Perhaps the hardest part of this lockdown for many of us is the loss of our travel plans for the foreseeable future. If, like me, this is the case for you, take a minute to realise how lucky you are. It can help to remember how much of a privilege it is to have the opportunity to travel and to live in a country that (outside of lockdown) has excellent transport connections to the rest of the world.
That said, you are, of course, allowed to be disappointed. I know I am. Thankfully I had nothing booked for the next few months, but I know a lot of you did. I had, however, hoped to spend a few weeks travelling around Europe again this summer, something that is now looking increasingly unlikely, and not just because of my bank balance.
Given the less-than-ideal situation, there are some ways for us travellers to deal with the inevitable desire to travel in lockdown. The first of these is to write. You’ve (probably) been travelling before, so write about your past experiences. Got any good travel stories or advice you wish you’d known? Share it with the Internet. I can say from experience, even if the internet isn’t listening, just getting your ideas down and sharing them can help you feel a bit less alone, and hopefully relieve some of that quarantine wanderlust.
Another thing that I find helps me when I’m stuck at home is watching travel filmmakers on YouTube. If you like traditional travel vlogs, Iz Harris makes some of the best travel videos with some incredible drone footage. Perhaps, like me you like trains, mountains, and weird and obscure historical stuff, in which case the Tim Traveller is perfect. For comprehensive travel guides and beautiful visuals from some of the worlds most-visited cities, Attaché is a great choice. You might just discover the next destination to add to your ever-growing bucket list.
This brings me to the thing I’ve been doing most, which is to plan my next trips. As someone who finds almost as much satisfaction in the planning of a trip as the travel itself, I’ve wasted more time than I’d like to admit on Google Flights and Airbnb. This can be a great way to kill time until we’re free from quarantine. While I like to have free time to explore a new city without every minute scheduled, there are few things more satisfying than a perfectly planned itinerary to make those travel days go smoothly.
Something I’ve also been thinking about a lot, is how to reduce the carbon footprint of my travel. This is, of course, easier for some destinations than others, Amsterdam and Vienna are easier to reach without flying than Reykjavik or Hong Kong. But there are more options for flight free travel than you might expect if you’re willing to take a bit longer to get there. Hong Kong is accessible by train via Russia, and there are regular ferry services between Denmark and Iceland. These options are probably outside of the student budget, but for most destinations within Europe, you can find some great affordable low carbon options. Lockdown can offer a great opportunity to explore the different travel options that are available.

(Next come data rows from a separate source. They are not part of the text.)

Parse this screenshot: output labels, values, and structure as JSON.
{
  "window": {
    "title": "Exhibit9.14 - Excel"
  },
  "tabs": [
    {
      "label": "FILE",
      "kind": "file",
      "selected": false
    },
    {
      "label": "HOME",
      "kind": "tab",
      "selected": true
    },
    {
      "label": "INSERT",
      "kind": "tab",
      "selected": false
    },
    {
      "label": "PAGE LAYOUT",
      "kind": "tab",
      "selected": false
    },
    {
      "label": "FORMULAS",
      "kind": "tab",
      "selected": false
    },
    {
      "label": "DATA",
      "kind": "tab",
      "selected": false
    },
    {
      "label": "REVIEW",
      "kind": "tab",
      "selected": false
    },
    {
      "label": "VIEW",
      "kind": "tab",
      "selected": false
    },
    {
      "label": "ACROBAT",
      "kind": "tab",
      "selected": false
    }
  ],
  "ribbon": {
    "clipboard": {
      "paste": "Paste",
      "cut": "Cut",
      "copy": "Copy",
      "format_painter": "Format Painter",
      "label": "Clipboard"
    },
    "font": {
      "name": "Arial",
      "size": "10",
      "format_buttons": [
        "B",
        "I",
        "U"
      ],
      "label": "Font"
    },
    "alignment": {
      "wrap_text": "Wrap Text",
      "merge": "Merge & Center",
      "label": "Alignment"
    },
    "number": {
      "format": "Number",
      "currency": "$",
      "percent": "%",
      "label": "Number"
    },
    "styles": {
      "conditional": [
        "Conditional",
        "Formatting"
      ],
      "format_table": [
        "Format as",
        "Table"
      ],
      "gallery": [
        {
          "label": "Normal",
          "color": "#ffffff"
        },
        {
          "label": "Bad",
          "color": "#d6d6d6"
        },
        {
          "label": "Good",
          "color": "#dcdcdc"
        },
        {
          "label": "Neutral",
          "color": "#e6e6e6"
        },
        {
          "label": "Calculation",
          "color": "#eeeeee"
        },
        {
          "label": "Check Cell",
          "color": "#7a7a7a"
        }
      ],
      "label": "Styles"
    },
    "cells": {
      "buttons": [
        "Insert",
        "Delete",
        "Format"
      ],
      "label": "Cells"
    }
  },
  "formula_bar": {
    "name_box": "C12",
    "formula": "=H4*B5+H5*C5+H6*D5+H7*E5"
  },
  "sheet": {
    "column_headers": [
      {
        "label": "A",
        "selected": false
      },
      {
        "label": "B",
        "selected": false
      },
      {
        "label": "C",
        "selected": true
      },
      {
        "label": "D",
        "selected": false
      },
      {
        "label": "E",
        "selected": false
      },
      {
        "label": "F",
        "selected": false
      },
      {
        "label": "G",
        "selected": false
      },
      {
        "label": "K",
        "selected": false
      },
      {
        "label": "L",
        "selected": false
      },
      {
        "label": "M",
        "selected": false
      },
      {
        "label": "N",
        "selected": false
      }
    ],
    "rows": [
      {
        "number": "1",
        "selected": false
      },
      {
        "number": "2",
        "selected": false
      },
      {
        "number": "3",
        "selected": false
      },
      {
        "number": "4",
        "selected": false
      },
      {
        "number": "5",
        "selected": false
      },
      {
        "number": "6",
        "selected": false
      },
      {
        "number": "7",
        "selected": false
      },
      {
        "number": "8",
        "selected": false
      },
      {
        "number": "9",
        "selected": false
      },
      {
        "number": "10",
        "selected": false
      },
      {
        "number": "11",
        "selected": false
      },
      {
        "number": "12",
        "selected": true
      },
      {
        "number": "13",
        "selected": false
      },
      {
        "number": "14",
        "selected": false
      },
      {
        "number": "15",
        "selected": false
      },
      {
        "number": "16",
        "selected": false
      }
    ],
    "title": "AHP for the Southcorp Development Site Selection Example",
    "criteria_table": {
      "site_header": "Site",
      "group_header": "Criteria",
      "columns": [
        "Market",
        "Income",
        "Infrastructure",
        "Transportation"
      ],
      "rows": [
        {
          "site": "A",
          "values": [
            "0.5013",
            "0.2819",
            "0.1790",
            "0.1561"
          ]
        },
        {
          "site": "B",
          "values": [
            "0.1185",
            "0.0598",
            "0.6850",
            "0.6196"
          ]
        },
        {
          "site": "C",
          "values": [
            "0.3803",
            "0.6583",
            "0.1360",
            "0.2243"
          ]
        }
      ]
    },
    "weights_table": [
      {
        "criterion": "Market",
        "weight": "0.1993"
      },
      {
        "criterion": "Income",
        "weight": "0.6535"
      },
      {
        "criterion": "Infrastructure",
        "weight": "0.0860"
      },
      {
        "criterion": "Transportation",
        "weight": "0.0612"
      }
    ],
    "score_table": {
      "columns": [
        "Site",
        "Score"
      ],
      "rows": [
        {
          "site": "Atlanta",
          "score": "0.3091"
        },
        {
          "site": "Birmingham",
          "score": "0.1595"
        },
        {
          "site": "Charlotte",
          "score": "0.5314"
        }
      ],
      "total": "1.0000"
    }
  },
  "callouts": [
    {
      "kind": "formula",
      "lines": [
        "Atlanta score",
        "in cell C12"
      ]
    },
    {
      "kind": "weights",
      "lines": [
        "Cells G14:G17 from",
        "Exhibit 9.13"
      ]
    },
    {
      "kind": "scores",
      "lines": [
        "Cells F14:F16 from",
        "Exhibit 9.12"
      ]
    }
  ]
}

While the Eurostar is often quite expensive, it is possible to find affordable tickets by booking far in advance. A great alternative, especially from Norwich, is to get the train to Harwich then the ferry to Hook of Holland. You can travel overnight or during the day, and Stena Line offers an inclusive ticket with train travel at both ends of the journey. Once in Europe, train and coach travel are often competitive with flights, allowing for environmentally conscious travel even on a budget. If you’re planning on visiting a lot of countries, an Interrail pass might save you money, but this isn’t always the case, so make sure to research all the options.
This pandemic is difficult for everyone, but whether you use the time to reflect on the past or plan your next adventure, we will get through this and be able to travel again.